[Required action] Could you retype all of the entries exactly, without their pictures?
BEGIN Records provided
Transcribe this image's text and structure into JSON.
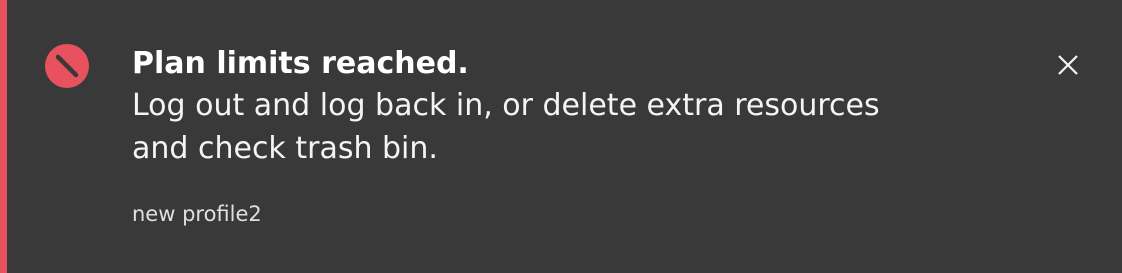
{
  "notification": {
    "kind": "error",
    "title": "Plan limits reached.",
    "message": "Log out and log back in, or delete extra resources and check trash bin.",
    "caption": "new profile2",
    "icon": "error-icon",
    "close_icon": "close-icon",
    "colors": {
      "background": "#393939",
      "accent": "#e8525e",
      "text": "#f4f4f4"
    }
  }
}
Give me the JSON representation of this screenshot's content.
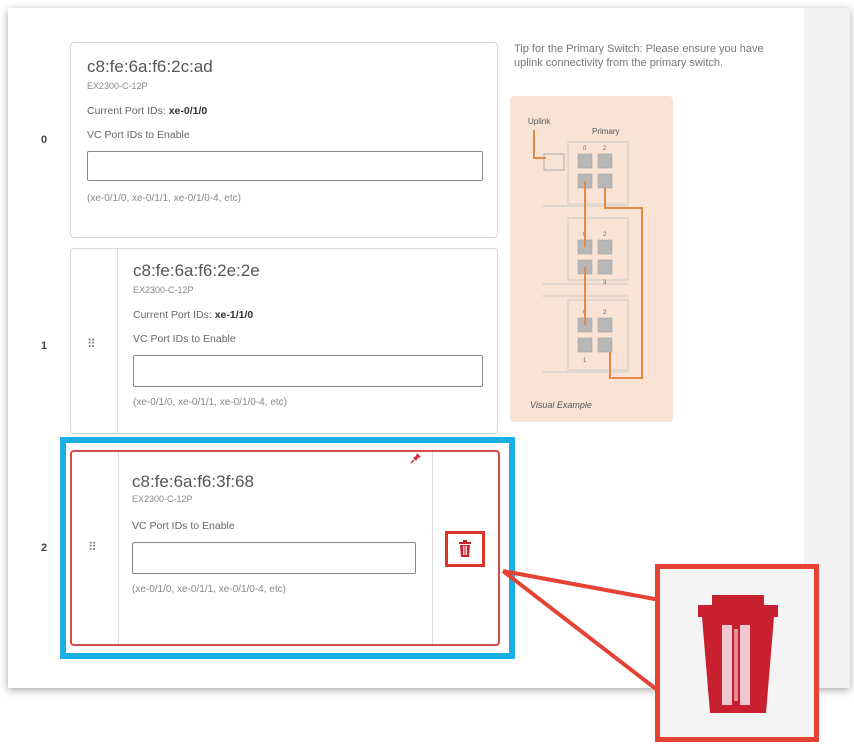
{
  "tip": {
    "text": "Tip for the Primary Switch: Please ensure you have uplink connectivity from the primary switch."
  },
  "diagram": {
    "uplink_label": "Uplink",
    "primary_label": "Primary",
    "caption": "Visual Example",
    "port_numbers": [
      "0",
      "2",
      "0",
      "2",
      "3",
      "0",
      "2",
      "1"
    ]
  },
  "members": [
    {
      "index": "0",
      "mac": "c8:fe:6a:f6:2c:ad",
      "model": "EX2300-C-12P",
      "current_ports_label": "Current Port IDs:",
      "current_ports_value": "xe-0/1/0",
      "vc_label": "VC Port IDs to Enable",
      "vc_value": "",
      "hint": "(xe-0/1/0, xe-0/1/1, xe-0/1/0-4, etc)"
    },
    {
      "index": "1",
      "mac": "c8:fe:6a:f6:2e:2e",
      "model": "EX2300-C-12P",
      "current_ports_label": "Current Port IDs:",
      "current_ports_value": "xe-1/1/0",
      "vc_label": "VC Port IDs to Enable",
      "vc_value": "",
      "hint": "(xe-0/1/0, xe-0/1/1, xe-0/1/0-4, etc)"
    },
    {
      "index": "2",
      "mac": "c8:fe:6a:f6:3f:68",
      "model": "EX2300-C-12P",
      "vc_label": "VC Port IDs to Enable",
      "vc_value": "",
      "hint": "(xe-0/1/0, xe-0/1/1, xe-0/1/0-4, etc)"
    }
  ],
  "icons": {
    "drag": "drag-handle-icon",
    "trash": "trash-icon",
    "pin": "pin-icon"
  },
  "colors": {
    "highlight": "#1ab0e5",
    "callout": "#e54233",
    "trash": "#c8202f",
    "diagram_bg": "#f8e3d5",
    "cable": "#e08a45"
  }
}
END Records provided
[Exercise output]
Transcribe this image's text and structure into JSON.
{
  "notification": {
    "kind": "error",
    "title": "Plan limits reached.",
    "message": "Log out and log back in, or delete extra resources and check trash bin.",
    "caption": "new profile2",
    "icon": "error-icon",
    "close_icon": "close-icon",
    "colors": {
      "background": "#393939",
      "accent": "#e8525e",
      "text": "#f4f4f4"
    }
  }
}
Give me the JSON representation of this screenshot's content.
{
  "tip": {
    "text": "Tip for the Primary Switch: Please ensure you have uplink connectivity from the primary switch."
  },
  "diagram": {
    "uplink_label": "Uplink",
    "primary_label": "Primary",
    "caption": "Visual Example",
    "port_numbers": [
      "0",
      "2",
      "0",
      "2",
      "3",
      "0",
      "2",
      "1"
    ]
  },
  "members": [
    {
      "index": "0",
      "mac": "c8:fe:6a:f6:2c:ad",
      "model": "EX2300-C-12P",
      "current_ports_label": "Current Port IDs:",
      "current_ports_value": "xe-0/1/0",
      "vc_label": "VC Port IDs to Enable",
      "vc_value": "",
      "hint": "(xe-0/1/0, xe-0/1/1, xe-0/1/0-4, etc)"
    },
    {
      "index": "1",
      "mac": "c8:fe:6a:f6:2e:2e",
      "model": "EX2300-C-12P",
      "current_ports_label": "Current Port IDs:",
      "current_ports_value": "xe-1/1/0",
      "vc_label": "VC Port IDs to Enable",
      "vc_value": "",
      "hint": "(xe-0/1/0, xe-0/1/1, xe-0/1/0-4, etc)"
    },
    {
      "index": "2",
      "mac": "c8:fe:6a:f6:3f:68",
      "model": "EX2300-C-12P",
      "vc_label": "VC Port IDs to Enable",
      "vc_value": "",
      "hint": "(xe-0/1/0, xe-0/1/1, xe-0/1/0-4, etc)"
    }
  ],
  "icons": {
    "drag": "drag-handle-icon",
    "trash": "trash-icon",
    "pin": "pin-icon"
  },
  "colors": {
    "highlight": "#1ab0e5",
    "callout": "#e54233",
    "trash": "#c8202f",
    "diagram_bg": "#f8e3d5",
    "cable": "#e08a45"
  }
}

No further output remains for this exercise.